• **Task data**:
----------

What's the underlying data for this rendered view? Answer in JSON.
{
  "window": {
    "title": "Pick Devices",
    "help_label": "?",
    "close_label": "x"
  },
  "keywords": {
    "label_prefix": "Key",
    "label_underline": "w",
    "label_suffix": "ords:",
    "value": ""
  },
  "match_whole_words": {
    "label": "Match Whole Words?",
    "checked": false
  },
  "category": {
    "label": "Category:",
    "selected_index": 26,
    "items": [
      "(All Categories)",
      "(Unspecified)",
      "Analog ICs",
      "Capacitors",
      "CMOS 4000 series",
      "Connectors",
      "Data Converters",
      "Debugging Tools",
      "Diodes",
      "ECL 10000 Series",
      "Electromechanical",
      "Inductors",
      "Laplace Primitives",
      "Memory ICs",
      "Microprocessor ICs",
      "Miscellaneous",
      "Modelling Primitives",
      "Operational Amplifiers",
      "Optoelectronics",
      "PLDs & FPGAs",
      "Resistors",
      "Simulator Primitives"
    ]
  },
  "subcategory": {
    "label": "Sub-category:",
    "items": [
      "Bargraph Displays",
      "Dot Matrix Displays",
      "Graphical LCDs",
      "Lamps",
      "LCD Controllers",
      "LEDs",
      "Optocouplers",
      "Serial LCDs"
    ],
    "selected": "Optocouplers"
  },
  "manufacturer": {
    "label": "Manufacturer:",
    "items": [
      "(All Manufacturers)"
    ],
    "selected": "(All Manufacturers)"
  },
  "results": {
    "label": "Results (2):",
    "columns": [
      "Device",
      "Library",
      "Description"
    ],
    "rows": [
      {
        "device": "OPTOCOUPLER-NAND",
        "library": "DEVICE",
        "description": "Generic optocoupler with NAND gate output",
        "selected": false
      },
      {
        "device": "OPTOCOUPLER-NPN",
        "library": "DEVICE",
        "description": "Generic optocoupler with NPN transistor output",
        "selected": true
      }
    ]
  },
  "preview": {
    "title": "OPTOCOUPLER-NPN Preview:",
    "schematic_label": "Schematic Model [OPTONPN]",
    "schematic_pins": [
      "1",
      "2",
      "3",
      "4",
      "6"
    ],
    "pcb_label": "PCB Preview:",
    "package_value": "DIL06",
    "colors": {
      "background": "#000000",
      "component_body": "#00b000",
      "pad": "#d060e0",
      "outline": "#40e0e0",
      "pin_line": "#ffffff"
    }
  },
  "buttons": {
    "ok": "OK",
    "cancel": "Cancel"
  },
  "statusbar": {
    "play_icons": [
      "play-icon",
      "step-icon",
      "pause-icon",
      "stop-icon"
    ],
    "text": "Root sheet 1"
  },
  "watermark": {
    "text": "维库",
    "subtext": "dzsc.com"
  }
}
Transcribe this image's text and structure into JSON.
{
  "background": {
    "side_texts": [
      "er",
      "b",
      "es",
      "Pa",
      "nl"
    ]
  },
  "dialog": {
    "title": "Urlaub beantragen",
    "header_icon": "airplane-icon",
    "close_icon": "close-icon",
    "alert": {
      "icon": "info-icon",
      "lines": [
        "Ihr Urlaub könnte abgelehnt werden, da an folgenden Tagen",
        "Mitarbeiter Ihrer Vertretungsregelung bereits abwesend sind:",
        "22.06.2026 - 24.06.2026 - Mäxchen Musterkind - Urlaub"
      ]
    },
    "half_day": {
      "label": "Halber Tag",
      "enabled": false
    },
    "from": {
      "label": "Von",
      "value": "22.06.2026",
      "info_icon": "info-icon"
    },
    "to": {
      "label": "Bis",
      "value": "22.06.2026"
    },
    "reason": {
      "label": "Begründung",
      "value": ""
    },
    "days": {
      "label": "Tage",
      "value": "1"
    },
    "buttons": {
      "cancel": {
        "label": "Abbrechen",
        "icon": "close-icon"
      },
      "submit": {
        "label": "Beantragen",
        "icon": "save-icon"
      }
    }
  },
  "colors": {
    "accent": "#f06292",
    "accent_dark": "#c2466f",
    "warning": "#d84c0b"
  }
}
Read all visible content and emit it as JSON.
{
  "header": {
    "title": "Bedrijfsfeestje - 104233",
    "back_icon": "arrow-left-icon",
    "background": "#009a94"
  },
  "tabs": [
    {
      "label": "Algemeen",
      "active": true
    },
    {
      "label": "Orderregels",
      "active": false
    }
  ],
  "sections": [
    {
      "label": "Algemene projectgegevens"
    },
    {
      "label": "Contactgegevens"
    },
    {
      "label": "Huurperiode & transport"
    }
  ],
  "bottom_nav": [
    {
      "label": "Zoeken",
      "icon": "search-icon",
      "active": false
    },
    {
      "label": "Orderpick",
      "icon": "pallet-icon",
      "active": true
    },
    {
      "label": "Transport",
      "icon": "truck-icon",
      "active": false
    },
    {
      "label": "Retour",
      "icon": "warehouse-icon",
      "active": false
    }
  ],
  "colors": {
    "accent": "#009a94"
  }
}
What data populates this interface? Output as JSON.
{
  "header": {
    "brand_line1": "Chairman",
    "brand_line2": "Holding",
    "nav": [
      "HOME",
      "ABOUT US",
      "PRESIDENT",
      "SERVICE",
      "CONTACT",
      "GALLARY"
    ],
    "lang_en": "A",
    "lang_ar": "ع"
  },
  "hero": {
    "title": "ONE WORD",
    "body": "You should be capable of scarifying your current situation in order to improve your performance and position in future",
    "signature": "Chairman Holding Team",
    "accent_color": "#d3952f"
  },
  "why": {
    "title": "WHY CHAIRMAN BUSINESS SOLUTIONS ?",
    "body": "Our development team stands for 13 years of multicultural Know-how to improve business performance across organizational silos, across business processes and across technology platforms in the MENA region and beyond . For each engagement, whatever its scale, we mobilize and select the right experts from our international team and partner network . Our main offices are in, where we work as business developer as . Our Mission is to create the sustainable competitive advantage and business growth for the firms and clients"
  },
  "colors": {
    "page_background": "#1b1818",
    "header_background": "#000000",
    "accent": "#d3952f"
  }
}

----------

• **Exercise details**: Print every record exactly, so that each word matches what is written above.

• **Solution**:
What's the underlying data for this rendered view? Answer in JSON.
{
  "window": {
    "title": "Pick Devices",
    "help_label": "?",
    "close_label": "x"
  },
  "keywords": {
    "label_prefix": "Key",
    "label_underline": "w",
    "label_suffix": "ords:",
    "value": ""
  },
  "match_whole_words": {
    "label": "Match Whole Words?",
    "checked": false
  },
  "category": {
    "label": "Category:",
    "selected_index": 26,
    "items": [
      "(All Categories)",
      "(Unspecified)",
      "Analog ICs",
      "Capacitors",
      "CMOS 4000 series",
      "Connectors",
      "Data Converters",
      "Debugging Tools",
      "Diodes",
      "ECL 10000 Series",
      "Electromechanical",
      "Inductors",
      "Laplace Primitives",
      "Memory ICs",
      "Microprocessor ICs",
      "Miscellaneous",
      "Modelling Primitives",
      "Operational Amplifiers",
      "Optoelectronics",
      "PLDs & FPGAs",
      "Resistors",
      "Simulator Primitives"
    ]
  },
  "subcategory": {
    "label": "Sub-category:",
    "items": [
      "Bargraph Displays",
      "Dot Matrix Displays",
      "Graphical LCDs",
      "Lamps",
      "LCD Controllers",
      "LEDs",
      "Optocouplers",
      "Serial LCDs"
    ],
    "selected": "Optocouplers"
  },
  "manufacturer": {
    "label": "Manufacturer:",
    "items": [
      "(All Manufacturers)"
    ],
    "selected": "(All Manufacturers)"
  },
  "results": {
    "label": "Results (2):",
    "columns": [
      "Device",
      "Library",
      "Description"
    ],
    "rows": [
      {
        "device": "OPTOCOUPLER-NAND",
        "library": "DEVICE",
        "description": "Generic optocoupler with NAND gate output",
        "selected": false
      },
      {
        "device": "OPTOCOUPLER-NPN",
        "library": "DEVICE",
        "description": "Generic optocoupler with NPN transistor output",
        "selected": true
      }
    ]
  },
  "preview": {
    "title": "OPTOCOUPLER-NPN Preview:",
    "schematic_label": "Schematic Model [OPTONPN]",
    "schematic_pins": [
      "1",
      "2",
      "3",
      "4",
      "6"
    ],
    "pcb_label": "PCB Preview:",
    "package_value": "DIL06",
    "colors": {
      "background": "#000000",
      "component_body": "#00b000",
      "pad": "#d060e0",
      "outline": "#40e0e0",
      "pin_line": "#ffffff"
    }
  },
  "buttons": {
    "ok": "OK",
    "cancel": "Cancel"
  },
  "statusbar": {
    "play_icons": [
      "play-icon",
      "step-icon",
      "pause-icon",
      "stop-icon"
    ],
    "text": "Root sheet 1"
  },
  "watermark": {
    "text": "维库",
    "subtext": "dzsc.com"
  }
}
Transcribe this image's text and structure into JSON.
{
  "background": {
    "side_texts": [
      "er",
      "b",
      "es",
      "Pa",
      "nl"
    ]
  },
  "dialog": {
    "title": "Urlaub beantragen",
    "header_icon": "airplane-icon",
    "close_icon": "close-icon",
    "alert": {
      "icon": "info-icon",
      "lines": [
        "Ihr Urlaub könnte abgelehnt werden, da an folgenden Tagen",
        "Mitarbeiter Ihrer Vertretungsregelung bereits abwesend sind:",
        "22.06.2026 - 24.06.2026 - Mäxchen Musterkind - Urlaub"
      ]
    },
    "half_day": {
      "label": "Halber Tag",
      "enabled": false
    },
    "from": {
      "label": "Von",
      "value": "22.06.2026",
      "info_icon": "info-icon"
    },
    "to": {
      "label": "Bis",
      "value": "22.06.2026"
    },
    "reason": {
      "label": "Begründung",
      "value": ""
    },
    "days": {
      "label": "Tage",
      "value": "1"
    },
    "buttons": {
      "cancel": {
        "label": "Abbrechen",
        "icon": "close-icon"
      },
      "submit": {
        "label": "Beantragen",
        "icon": "save-icon"
      }
    }
  },
  "colors": {
    "accent": "#f06292",
    "accent_dark": "#c2466f",
    "warning": "#d84c0b"
  }
}
Read all visible content and emit it as JSON.
{
  "header": {
    "title": "Bedrijfsfeestje - 104233",
    "back_icon": "arrow-left-icon",
    "background": "#009a94"
  },
  "tabs": [
    {
      "label": "Algemeen",
      "active": true
    },
    {
      "label": "Orderregels",
      "active": false
    }
  ],
  "sections": [
    {
      "label": "Algemene projectgegevens"
    },
    {
      "label": "Contactgegevens"
    },
    {
      "label": "Huurperiode & transport"
    }
  ],
  "bottom_nav": [
    {
      "label": "Zoeken",
      "icon": "search-icon",
      "active": false
    },
    {
      "label": "Orderpick",
      "icon": "pallet-icon",
      "active": true
    },
    {
      "label": "Transport",
      "icon": "truck-icon",
      "active": false
    },
    {
      "label": "Retour",
      "icon": "warehouse-icon",
      "active": false
    }
  ],
  "colors": {
    "accent": "#009a94"
  }
}
What data populates this interface? Output as JSON.
{
  "header": {
    "brand_line1": "Chairman",
    "brand_line2": "Holding",
    "nav": [
      "HOME",
      "ABOUT US",
      "PRESIDENT",
      "SERVICE",
      "CONTACT",
      "GALLARY"
    ],
    "lang_en": "A",
    "lang_ar": "ع"
  },
  "hero": {
    "title": "ONE WORD",
    "body": "You should be capable of scarifying your current situation in order to improve your performance and position in future",
    "signature": "Chairman Holding Team",
    "accent_color": "#d3952f"
  },
  "why": {
    "title": "WHY CHAIRMAN BUSINESS SOLUTIONS ?",
    "body": "Our development team stands for 13 years of multicultural Know-how to improve business performance across organizational silos, across business processes and across technology platforms in the MENA region and beyond . For each engagement, whatever its scale, we mobilize and select the right experts from our international team and partner network . Our main offices are in, where we work as business developer as . Our Mission is to create the sustainable competitive advantage and business growth for the firms and clients"
  },
  "colors": {
    "page_background": "#1b1818",
    "header_background": "#000000",
    "accent": "#d3952f"
  }
}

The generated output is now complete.